When that happened, conniving partisans went to work: creating new voting systems, governing structures, and practices with an eye toward keeping control. They initiated runoff elections, which were timed to assure that Democratic primaries did not nominate reformers. They created primary- and general-election systems that gave rural counties what was effectively veto power over statewide results. And if all else failed, they rewrote election rules altogether—as happened in Louisiana in the 1970s.
Thwarted in his efforts to upend term limits in Alabama, Governor George Wallace simply ran his wife Lurleen for governor in 1966 and then proceeded to govern as a “dollar-a-year-adviser” charged with making all the important decisions.
Reworking rules and practices to thwart democracy is an old Southern tradition, but it is certainly not an honorable Southern tradition. And lest Northerners get to feeling too superior, it is worth noting that every region of the United States has seen its share of electoral pathologies.
For a brief “New South” moment, it even seemed as if changing Southern states such as North Carolina might lead not just the South but the nation in charting more democratic courses. In recent years, however, North Carolina has stumbled backward—with right-wing Governor Pat McCrory and his legislative allies undoing decades of progress to expand voting rights, competitive elections, and forward-looking governance.
Thanks to brilliant activist campaigns, including the “Moral Mondays” movement, McCrory and his cronies have been exposed and challenged. And this fall the governor was narrowly defeated in one of the most important victories of the year for democracy advocates.
Unfortunately, McCrory is not exiting gracefully. He refused for weeks to concede his defeat. And then he started rewriting the rules in order to disempower his successor: Democrat Roy Cooper. Days before he is to leave office, McCrory has signed sweeping legislation designed to limit Cooper’s authority in general and to rework election processes in particular.
“Most people might think this is a partisan power grab, but it’s really more ominous,” says Cooper, who has raised the prospect of legal challenges to unconstitutional rule changes.
Decrying the legislation McCrory signed as “an insult to the democratic values held by all people of goodwill in this state,” the Rev. Dr. William J. Barber II, who serves as president of the North Carolina NAACP, says:
These changes represent deep violations of the democratic process, and the faith that voters place in the elected process. To these legislators, who were elected under racially discriminatory redistricting plans, we say that this madness must end now and the people’s vote must be respected.

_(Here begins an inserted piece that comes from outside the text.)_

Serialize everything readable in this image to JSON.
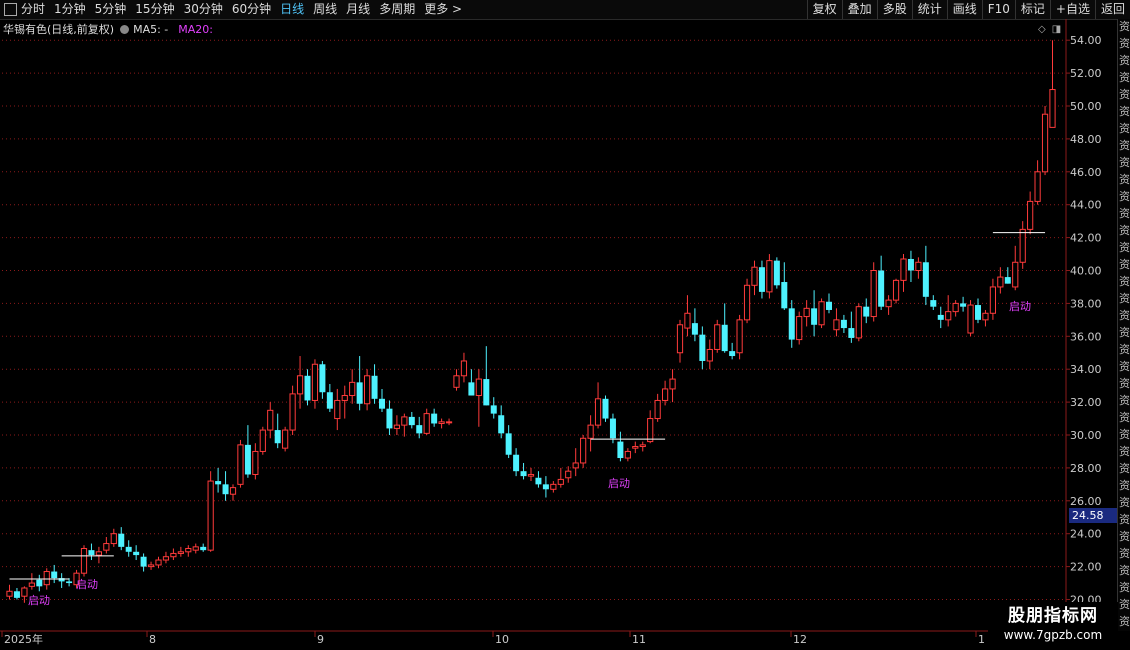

Reverend Barber is right to recognize the current struggle in North Carolina as part of a long struggle to extend and defend democracy in that state. And he is right to suggest that by opposing “this extreme power grab and policy grab”—with protests and legal challenges—North Carolina activists can use “a movement of the people, a moral movement of the people [to] change the South. And if you do that, you change the nation.”

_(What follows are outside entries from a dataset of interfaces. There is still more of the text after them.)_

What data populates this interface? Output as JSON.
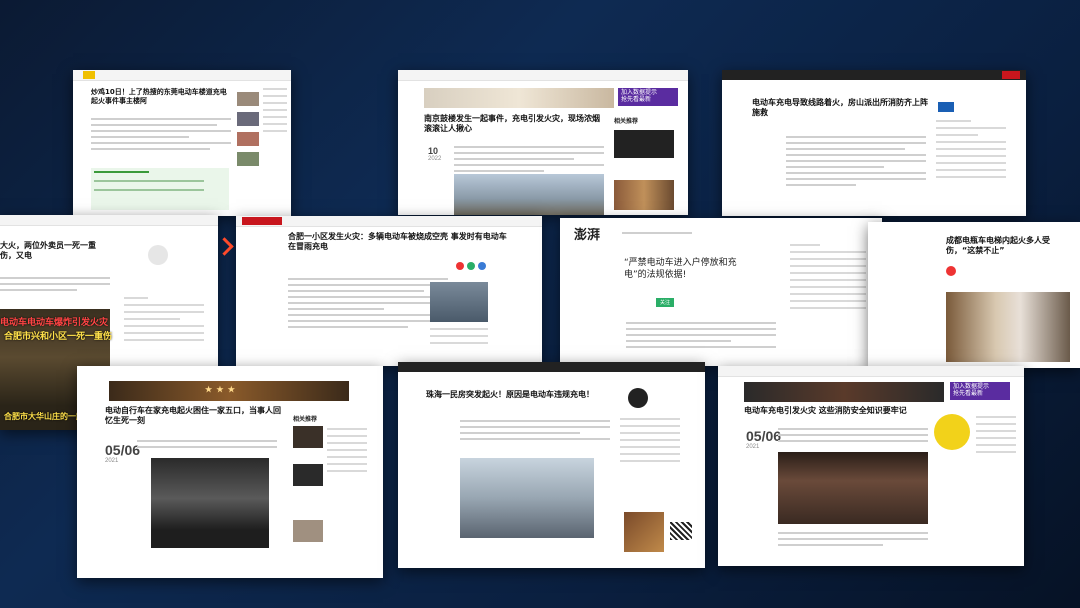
{
  "cards": {
    "a": {
      "title": "炒鸡10日！上了热搜的东莞电动车楼道充电起火事件事主楼阿"
    },
    "b": {
      "title": "南京鼓楼发生一起事件，充电引发火灾，现场浓烟滚滚让人揪心"
    },
    "c": {
      "title": "电动车充电导致线路着火，房山派出所消防齐上阵施救"
    },
    "d": {
      "title": "大火，两位外卖员一死一重伤，又电",
      "overlay1": "电动车电动车爆炸引发火灾",
      "overlay2": "合肥市兴和小区一死一重伤",
      "overlay3": "合肥市大华山庄的一起民房"
    },
    "e": {
      "title": "合肥一小区发生火灾：多辆电动车被烧成空壳 事发时有电动车在冒雨充电"
    },
    "f": {
      "logo": "澎湃",
      "quote": "“严禁电动车进入户停放和充电”的法规依据!"
    },
    "g": {
      "title": "成都电瓶车电梯内起火多人受伤，“这禁不止”"
    },
    "h": {
      "title": "电动自行车在家充电起火困住一家五口，当事人回忆生死一刻",
      "date_day": "05/06",
      "date_year": "2021"
    },
    "i": {
      "title": "珠海一民房突发起火！原因是电动车违规充电！"
    },
    "j": {
      "title": "电动车充电引发火灾 这些消防安全知识要牢记",
      "date_day": "05/06",
      "date_year": "2021"
    }
  },
  "colors": {
    "bg": "#0b1a33",
    "accent_red": "#c8161d",
    "promo_purple": "#5a2ca0"
  }
}
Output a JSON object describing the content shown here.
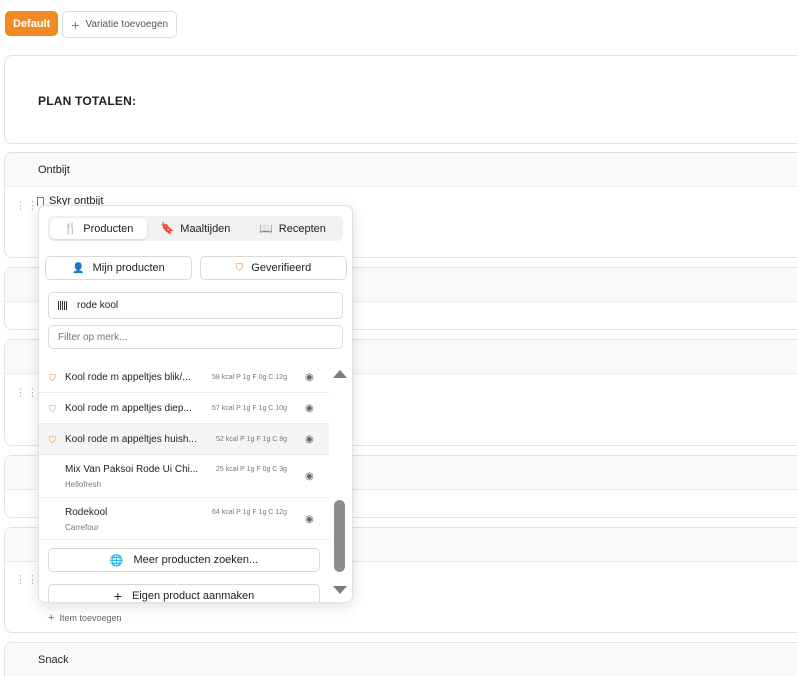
{
  "topbar": {
    "default_label": "Default",
    "add_variation_label": "Variatie toevoegen"
  },
  "plan": {
    "title": "PLAN TOTALEN:"
  },
  "sections": {
    "breakfast": "Ontbijt",
    "snack": "Snack"
  },
  "breakfast_item": {
    "label": "Skyr ontbijt"
  },
  "add_item_label": "Item toevoegen",
  "popover": {
    "tabs": [
      {
        "label": "Producten",
        "icon": "utensils-icon"
      },
      {
        "label": "Maaltijden",
        "icon": "bookmark-icon"
      },
      {
        "label": "Recepten",
        "icon": "book-icon"
      }
    ],
    "my_products_label": "Mijn producten",
    "verified_label": "Geverifieerd",
    "search_value": "rode kool",
    "brand_placeholder": "Filter op merk...",
    "products": [
      {
        "name": "Kool rode m appeltjes blik/...",
        "macros": "58 kcal  P 1g  F 0g  C 12g",
        "verified": true
      },
      {
        "name": "Kool rode m appeltjes diep...",
        "macros": "57 kcal  P 1g  F 1g  C 10g",
        "verified": true
      },
      {
        "name": "Kool rode m appeltjes huish...",
        "macros": "52 kcal  P 1g  F 1g  C 8g",
        "verified": true
      },
      {
        "name": "Mix Van Paksoi Rode Ui Chi...",
        "brand": "Hellofresh",
        "macros": "25 kcal  P 1g  F 0g  C 3g",
        "verified": false
      },
      {
        "name": "Rodekool",
        "brand": "Carrefour",
        "macros": "64 kcal  P 1g  F 1g  C 12g",
        "verified": false
      }
    ],
    "more_products_label": "Meer producten zoeken...",
    "create_product_label": "Eigen product aanmaken"
  },
  "colors": {
    "accent": "#f08a24"
  }
}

The assault by McCrory and his allies on democracy in North Carolina cannot be dismissed as merely a North Carolina crisis. It is not just a Southern issue. It is a national issue—especially as Donald Trump and his authoritarian allies place their grip on the federal government. And it is am issue that Democrats must recognize as a fundamental fight for 2017 and beyond.
This is something that Ellison understands.
The congressional Progressive Caucus co-chair has a long history of working on voting rights and democracy issues—in Minnesota and nationally. Now he is ripping into the assault on democracy in North Carolina as a “coup.” He says “we have to stand against it. It’s undemocratic. It’s un-Republican. It’s un-American.”
Ellison is not just another top Democrat. As a contender for the chairmanship of the Democratic National Committee, he is signaling that he wants the DNC to take the lead in fights to write rules that favor (rather than thwart) democracy.
“The DNC has an election protection program and this is at the heart of their mission. It needs to step up right now to say this is outrageous, and get lawyers to oppose this undemocratic action that is happening right now,” says Ellison.
The battle against the past and for the future is on—in North Carolina and nationally. Ellison makes a vital point when he argues that this battle must be at the very heart of the renewed mission of the Democratic Party.
Author: John Nichols